EXERCISE INSTRUCTIONS.
Report each line from the entries in which "title" can be found.

MATERIALS PROVIDED.
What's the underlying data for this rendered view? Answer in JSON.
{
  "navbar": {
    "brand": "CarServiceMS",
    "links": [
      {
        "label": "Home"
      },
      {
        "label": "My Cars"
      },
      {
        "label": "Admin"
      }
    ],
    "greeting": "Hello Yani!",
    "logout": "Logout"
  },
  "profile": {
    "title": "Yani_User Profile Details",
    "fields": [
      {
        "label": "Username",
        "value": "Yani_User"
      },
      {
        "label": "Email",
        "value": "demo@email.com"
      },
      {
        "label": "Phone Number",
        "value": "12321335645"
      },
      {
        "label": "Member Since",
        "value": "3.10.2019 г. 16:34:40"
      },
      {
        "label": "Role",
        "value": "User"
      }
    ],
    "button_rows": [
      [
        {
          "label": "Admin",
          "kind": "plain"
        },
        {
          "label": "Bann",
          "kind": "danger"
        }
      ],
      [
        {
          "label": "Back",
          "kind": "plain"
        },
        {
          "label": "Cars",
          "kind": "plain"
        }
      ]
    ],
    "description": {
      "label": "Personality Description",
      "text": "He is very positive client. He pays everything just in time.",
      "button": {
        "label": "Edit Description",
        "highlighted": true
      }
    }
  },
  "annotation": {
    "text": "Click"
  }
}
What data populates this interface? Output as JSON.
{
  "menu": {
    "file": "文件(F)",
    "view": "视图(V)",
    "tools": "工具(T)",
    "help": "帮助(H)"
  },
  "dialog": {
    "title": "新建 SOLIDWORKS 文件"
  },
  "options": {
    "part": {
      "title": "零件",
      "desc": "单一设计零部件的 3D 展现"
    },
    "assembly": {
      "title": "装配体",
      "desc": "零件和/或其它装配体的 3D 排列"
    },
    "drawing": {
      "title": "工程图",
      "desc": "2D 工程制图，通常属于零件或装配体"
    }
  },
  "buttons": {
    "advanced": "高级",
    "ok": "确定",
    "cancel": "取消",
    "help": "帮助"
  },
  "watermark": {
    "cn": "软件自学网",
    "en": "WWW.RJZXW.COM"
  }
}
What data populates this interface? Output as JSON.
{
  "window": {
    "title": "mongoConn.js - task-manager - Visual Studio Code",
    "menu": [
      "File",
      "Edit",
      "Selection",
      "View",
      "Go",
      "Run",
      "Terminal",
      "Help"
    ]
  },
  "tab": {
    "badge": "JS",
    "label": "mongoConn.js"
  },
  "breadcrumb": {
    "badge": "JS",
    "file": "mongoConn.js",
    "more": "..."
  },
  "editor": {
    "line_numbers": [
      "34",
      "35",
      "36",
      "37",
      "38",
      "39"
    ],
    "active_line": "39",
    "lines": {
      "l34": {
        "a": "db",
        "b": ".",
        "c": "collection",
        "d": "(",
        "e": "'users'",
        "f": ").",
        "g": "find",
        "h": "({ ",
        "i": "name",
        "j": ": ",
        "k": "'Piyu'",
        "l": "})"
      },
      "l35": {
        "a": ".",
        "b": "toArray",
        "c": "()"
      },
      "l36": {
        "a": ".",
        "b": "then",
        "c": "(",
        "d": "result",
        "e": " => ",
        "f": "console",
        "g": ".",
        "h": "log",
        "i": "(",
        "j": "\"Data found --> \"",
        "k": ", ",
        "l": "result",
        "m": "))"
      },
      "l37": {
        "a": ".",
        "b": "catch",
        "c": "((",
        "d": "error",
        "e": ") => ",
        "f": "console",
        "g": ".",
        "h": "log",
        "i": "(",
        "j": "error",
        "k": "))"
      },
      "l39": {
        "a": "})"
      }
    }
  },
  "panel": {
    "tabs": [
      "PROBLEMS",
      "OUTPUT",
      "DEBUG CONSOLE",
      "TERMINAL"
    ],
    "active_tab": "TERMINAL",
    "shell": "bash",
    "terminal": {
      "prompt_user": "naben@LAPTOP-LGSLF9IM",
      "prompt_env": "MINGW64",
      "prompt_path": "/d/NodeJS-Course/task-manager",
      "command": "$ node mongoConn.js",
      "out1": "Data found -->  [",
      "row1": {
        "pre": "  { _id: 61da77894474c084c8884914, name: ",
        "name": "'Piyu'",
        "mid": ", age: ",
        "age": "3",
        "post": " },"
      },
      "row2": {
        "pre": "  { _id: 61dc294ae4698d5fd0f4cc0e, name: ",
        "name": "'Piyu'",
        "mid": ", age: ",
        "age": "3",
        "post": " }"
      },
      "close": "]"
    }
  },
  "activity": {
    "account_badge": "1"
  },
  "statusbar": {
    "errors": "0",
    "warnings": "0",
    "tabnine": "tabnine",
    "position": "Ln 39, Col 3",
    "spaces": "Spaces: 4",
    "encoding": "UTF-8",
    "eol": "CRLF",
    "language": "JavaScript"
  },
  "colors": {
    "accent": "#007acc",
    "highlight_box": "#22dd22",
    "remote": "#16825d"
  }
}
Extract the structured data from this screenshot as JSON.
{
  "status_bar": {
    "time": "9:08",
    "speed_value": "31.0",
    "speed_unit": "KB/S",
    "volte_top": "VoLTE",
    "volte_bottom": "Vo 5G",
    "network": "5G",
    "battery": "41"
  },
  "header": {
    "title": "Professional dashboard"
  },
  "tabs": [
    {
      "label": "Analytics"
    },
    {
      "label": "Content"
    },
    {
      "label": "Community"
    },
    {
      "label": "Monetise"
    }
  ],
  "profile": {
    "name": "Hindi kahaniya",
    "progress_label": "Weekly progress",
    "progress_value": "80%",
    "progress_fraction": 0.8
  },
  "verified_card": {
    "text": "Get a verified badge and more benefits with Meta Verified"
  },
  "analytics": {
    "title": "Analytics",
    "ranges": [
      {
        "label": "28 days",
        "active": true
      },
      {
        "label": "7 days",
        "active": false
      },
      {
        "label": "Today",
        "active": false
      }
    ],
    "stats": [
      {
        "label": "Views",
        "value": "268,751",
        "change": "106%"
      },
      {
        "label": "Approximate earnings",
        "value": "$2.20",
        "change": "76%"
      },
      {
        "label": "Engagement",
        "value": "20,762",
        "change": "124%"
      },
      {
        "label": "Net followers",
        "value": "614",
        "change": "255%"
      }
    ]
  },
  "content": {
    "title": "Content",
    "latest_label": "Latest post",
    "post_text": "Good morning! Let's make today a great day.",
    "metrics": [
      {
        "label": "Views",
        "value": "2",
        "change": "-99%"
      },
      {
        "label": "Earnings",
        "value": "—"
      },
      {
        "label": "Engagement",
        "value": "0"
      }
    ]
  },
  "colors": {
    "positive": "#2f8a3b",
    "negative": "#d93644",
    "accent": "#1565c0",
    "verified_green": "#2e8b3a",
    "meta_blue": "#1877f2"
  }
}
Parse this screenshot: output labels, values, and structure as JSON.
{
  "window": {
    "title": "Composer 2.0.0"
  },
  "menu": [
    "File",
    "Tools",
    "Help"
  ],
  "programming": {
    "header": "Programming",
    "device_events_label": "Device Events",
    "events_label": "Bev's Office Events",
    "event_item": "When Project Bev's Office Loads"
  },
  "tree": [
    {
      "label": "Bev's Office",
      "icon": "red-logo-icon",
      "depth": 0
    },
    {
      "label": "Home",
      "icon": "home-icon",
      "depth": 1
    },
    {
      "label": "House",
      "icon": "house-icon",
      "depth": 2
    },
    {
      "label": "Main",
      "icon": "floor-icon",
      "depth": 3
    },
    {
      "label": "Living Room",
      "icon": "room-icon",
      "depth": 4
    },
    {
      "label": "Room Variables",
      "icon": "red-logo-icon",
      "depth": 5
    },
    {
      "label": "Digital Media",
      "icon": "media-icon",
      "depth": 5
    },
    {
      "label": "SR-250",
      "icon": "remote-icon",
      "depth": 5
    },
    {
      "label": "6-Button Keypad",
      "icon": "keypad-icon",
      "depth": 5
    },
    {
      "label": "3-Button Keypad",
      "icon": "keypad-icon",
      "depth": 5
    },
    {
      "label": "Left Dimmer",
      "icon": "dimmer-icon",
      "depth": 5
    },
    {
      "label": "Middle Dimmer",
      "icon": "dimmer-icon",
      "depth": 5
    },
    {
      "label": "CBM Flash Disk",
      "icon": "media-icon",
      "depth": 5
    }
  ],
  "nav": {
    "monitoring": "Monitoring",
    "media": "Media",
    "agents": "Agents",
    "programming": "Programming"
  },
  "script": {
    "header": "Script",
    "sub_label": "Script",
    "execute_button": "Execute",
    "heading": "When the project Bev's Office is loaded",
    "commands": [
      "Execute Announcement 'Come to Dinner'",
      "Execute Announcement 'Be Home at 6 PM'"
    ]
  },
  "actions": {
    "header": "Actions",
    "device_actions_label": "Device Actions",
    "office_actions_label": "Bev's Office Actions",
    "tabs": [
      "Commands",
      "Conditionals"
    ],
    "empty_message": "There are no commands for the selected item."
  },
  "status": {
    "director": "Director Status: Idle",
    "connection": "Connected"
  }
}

RESULT FOR THIS EXERCISE.
    "title": "Yani_User Profile Details",
    "title": "新建 SOLIDWORKS 文件"
      "title": "零件",
      "title": "装配体",
      "title": "工程图",
    "title": "mongoConn.js - task-manager - Visual Studio Code",
    "title": "Professional dashboard"
    "title": "Analytics",
    "title": "Content",
    "title": "Composer 2.0.0"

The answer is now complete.